Michael Lapidge, FBA is a scholar in the field of Medieval Latin literature, particularly that composed in Anglo-Saxon England during the period 600–1100 AD; he is an emeritus Fellow of Clare College, Cambridge, a Fellow of the British Academy, and winner of the 2009 Sir Israel Gollancz Prize.

Guiron le Courtois is a character in Arthurian legend, a knight-errant and one of the central figures in the French romance known as Palamedes, with later versions named Guiron le Courtois and the Compilation of Rustichello da Pisa. In the course of his adventures he becomes the companion of Danyn the Red, Lord of the Castle of Malaonc, whose wife, the Lady of Malaonc, is the most beautiful woman in Britain. Guiron and the lady fall in love, but the courteous knight remains loyal to his friend Danyn. Later both knights fall in love with the lady Bloye, but this time Guiron triumphs, though the couple are imprisoned and the story continues with the adventures of their son, also named Guiron.

Agostino Dati, also known as Augustinus Datus or Dathus was a fifteenth-century orator, historian and philosopher best known for his grammatical textbook Elegantiolae. In 1489 Erasmus praised Dati as one of the Italian masters of eloquence.

<span class="mw-page-title-main">Trota of Salerno</span> Medical practitioner and writer

Trota of Salerno was a medical practitioner and writer in the southern Italian coastal town of Salerno who lived in the early or middle decades of the 12th century. Her fame spread as far as France and England in the 12th and 13th centuries. A Latin text that gathered some of her therapies was incorporated into an ensemble of treatises on women's medicine that came to be known as the Trotula, "the little book [called] 'Trotula'". Gradually, readers became unaware that this was the work of three different authors. They were also unconscious of name of the historical writer, which was "Trota" and not "Trotula". The latter was thenceforth misunderstood as the author of the whole compendium. These misconceptions about the author of Trotula contributed to the erasure or modification of her name, gender, level of education, medical knowledge, or the time period in which the texts were written; this trend often resulted from the biases of later scholars. Trota's authentic work was forgotten until it was rediscovered in the late 20th century.

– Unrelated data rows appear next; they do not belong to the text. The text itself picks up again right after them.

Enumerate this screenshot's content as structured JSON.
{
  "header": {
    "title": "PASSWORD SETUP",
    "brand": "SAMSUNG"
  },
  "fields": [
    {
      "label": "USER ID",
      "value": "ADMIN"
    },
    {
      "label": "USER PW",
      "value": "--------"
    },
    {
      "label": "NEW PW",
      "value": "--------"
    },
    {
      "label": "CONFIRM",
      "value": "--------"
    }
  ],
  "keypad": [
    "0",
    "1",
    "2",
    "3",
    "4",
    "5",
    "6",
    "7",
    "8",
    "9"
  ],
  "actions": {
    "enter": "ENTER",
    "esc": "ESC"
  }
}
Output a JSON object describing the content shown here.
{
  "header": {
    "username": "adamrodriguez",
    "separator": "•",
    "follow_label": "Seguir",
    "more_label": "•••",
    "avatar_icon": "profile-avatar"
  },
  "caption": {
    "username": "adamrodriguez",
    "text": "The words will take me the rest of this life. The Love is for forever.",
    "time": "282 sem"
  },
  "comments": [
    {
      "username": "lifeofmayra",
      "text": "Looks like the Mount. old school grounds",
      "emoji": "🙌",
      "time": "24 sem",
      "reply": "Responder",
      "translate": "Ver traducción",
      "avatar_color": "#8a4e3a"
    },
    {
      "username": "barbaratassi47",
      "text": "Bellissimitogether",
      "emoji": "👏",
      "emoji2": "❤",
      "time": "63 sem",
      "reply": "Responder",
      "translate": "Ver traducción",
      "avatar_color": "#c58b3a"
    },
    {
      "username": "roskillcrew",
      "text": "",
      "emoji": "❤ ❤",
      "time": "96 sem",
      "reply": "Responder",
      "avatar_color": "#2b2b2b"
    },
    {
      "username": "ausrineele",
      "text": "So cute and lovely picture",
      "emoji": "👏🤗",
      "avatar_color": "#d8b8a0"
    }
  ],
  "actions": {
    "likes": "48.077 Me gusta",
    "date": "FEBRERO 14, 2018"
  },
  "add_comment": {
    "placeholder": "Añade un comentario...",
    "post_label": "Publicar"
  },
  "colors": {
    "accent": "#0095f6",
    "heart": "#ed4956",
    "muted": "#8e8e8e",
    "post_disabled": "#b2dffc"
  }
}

<span class="mw-page-title-main">International Society for the Study of Medieval Latin Culture</span>

The International Society for the Study of Medieval Latin Culture is an Italian non-profit cultural institute, based in Florence. It promotes multi-disciplinary research into the history, art, literature and philology of the medieval Latin era.

<span class="mw-page-title-main">Breviary of San Michele della Chiusa</span>

The Breviary of San Michele della Chiusa is a manuscript liturgical book of 1315 in two volumes: the "Santorale" and the "Temporale" for a total of 1390 pages.

José Martínez Gázquez, is a Spanish philologist. He is Emeritus Professor of Latin Philology in the Autonomous University of Barcelona.


  1. D. Rundle, "The Unoriginality of Tito Livio Frulovisi's Vita Henrici Quinti", English Historical Review, cxxiii (2008), pp. 1109 - 1131.